■ Problem to solve
Look through the data below and work out how many lines contain the string "Google". Give the number alone.
BEGIN Task data
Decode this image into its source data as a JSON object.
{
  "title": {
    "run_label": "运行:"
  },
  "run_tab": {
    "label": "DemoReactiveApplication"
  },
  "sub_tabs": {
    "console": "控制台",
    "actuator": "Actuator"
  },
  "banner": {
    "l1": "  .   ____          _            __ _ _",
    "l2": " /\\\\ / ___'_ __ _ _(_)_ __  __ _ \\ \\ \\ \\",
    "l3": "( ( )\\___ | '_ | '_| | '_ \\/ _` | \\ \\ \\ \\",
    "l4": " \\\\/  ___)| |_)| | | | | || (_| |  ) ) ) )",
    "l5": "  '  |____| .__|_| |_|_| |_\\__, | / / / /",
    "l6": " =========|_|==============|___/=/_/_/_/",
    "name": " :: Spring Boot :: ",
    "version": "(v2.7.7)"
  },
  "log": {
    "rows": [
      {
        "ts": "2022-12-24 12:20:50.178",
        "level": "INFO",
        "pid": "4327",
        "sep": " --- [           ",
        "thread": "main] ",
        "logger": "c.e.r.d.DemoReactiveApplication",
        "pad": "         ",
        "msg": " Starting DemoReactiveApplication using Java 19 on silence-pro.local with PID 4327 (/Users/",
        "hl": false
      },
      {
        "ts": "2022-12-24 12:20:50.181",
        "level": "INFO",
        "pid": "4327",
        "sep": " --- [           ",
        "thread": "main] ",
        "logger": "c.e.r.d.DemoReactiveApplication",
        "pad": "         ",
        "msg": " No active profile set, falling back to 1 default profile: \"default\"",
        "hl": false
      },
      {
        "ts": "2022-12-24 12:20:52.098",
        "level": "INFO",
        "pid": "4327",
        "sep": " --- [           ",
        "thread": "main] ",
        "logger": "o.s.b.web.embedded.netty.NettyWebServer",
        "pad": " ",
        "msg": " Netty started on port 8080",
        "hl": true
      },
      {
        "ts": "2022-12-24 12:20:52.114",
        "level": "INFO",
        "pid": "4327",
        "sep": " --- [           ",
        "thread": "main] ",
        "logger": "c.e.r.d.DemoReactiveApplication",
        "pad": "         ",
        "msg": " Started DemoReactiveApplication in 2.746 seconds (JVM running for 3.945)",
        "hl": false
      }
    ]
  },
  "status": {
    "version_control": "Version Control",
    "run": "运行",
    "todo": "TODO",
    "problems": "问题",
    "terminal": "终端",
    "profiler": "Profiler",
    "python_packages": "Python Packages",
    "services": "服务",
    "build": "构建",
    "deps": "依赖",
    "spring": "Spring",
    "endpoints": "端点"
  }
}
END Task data
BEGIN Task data
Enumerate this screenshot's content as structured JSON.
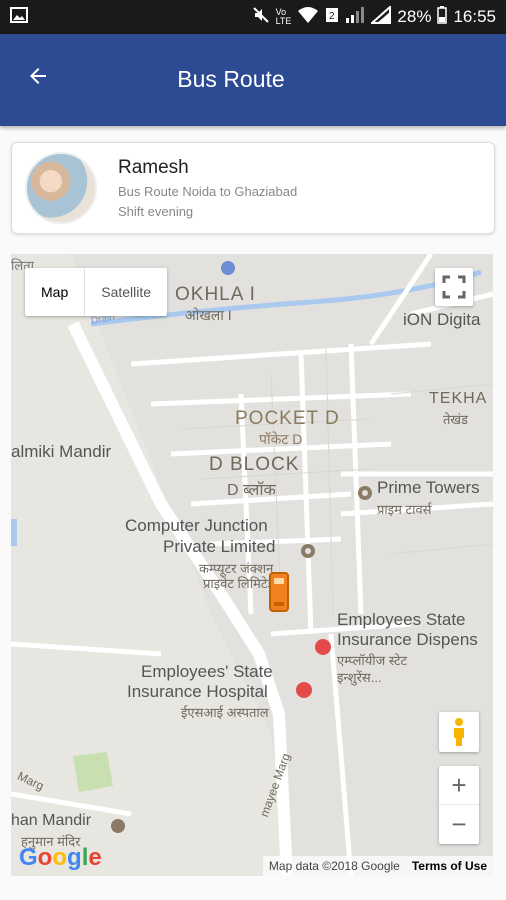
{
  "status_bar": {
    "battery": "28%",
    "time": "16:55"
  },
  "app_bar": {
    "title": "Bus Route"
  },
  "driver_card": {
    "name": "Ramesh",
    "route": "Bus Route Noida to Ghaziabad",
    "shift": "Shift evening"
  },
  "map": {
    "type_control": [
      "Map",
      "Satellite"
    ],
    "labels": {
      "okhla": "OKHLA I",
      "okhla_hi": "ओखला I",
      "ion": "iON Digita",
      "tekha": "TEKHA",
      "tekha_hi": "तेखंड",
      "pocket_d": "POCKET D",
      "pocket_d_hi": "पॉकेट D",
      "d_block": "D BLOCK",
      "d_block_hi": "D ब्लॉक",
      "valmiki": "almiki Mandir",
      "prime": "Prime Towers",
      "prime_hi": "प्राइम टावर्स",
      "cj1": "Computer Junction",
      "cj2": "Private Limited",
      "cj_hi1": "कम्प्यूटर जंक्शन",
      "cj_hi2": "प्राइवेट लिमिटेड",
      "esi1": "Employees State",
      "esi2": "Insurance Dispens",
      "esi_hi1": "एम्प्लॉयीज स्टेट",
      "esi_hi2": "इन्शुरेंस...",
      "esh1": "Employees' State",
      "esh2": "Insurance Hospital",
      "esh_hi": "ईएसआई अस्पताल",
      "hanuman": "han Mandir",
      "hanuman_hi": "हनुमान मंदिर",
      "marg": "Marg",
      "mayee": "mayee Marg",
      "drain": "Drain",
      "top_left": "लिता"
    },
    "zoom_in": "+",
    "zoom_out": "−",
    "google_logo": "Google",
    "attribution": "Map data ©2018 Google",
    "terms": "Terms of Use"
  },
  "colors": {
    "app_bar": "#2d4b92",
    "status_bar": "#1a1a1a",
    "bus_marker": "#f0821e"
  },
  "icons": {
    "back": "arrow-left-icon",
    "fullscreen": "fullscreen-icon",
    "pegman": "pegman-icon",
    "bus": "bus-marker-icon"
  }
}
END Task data
■ Solution below
2